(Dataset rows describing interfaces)

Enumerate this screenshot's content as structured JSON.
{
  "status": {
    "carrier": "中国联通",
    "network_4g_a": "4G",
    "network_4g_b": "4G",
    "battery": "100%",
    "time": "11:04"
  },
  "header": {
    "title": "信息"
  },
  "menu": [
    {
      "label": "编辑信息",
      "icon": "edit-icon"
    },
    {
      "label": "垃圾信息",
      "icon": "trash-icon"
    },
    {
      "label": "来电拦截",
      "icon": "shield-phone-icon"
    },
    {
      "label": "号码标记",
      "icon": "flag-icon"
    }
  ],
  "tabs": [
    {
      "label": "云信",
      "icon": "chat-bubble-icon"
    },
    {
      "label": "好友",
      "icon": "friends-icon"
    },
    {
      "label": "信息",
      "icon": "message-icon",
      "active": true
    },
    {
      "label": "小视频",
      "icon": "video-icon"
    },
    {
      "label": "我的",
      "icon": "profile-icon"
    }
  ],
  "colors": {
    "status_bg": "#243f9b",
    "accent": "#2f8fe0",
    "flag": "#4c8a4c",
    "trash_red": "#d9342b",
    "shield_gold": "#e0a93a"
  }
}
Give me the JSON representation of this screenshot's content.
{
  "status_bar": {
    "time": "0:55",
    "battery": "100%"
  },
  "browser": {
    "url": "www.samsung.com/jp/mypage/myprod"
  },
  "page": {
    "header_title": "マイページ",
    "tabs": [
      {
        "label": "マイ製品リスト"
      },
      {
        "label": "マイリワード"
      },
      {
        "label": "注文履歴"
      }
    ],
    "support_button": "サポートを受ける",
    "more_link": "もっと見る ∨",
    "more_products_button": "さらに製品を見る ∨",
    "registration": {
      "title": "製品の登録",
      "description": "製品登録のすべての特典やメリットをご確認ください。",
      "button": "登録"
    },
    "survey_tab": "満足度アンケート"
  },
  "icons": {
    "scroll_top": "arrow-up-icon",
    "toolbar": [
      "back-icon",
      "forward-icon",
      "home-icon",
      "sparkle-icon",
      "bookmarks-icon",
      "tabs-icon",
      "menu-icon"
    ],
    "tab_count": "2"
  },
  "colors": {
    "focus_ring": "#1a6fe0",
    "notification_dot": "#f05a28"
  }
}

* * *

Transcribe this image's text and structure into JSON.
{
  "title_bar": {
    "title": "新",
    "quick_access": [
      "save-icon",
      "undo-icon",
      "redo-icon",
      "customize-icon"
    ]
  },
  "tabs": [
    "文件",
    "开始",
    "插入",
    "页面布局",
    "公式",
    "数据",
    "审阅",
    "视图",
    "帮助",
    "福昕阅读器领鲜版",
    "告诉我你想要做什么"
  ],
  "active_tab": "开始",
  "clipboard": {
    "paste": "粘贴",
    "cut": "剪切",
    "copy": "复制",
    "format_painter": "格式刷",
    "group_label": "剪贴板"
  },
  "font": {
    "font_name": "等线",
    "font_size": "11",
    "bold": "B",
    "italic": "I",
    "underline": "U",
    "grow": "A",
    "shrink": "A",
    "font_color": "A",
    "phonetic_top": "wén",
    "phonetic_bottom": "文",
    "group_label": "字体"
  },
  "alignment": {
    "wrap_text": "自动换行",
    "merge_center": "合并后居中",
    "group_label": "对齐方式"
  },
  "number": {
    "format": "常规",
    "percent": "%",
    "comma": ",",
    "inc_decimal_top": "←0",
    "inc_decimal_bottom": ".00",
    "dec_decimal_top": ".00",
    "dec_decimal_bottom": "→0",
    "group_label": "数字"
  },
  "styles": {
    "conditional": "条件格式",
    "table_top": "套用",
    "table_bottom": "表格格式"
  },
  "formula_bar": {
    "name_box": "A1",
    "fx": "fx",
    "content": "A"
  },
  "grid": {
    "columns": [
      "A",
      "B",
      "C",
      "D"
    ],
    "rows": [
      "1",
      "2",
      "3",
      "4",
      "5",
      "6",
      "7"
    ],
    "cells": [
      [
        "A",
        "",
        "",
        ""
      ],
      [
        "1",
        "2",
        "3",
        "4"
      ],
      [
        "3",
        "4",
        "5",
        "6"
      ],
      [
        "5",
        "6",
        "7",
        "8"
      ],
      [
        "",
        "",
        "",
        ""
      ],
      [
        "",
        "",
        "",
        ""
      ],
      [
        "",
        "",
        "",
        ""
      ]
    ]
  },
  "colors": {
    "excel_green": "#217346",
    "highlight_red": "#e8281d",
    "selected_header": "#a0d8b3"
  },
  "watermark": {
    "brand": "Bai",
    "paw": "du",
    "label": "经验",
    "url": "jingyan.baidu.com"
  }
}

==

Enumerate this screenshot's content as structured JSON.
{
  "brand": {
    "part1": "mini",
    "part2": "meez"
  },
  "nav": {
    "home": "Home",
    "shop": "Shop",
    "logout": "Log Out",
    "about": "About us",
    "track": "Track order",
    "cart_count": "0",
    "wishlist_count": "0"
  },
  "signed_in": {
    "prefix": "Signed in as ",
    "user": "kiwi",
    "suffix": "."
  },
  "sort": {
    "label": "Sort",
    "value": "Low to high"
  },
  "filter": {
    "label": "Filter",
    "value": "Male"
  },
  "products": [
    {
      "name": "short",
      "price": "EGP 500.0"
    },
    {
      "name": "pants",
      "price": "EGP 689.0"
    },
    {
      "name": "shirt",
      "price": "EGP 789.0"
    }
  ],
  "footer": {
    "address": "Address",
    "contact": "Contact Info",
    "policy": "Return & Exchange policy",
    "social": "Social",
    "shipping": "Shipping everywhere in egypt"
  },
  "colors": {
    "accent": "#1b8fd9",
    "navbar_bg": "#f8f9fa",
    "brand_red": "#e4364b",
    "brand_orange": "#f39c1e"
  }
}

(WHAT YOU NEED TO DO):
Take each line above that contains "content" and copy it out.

(RESPONSE):
Enumerate this screenshot's content as structured JSON.
Give me the JSON representation of this screenshot's content.
    "content": "A"
Enumerate this screenshot's content as structured JSON.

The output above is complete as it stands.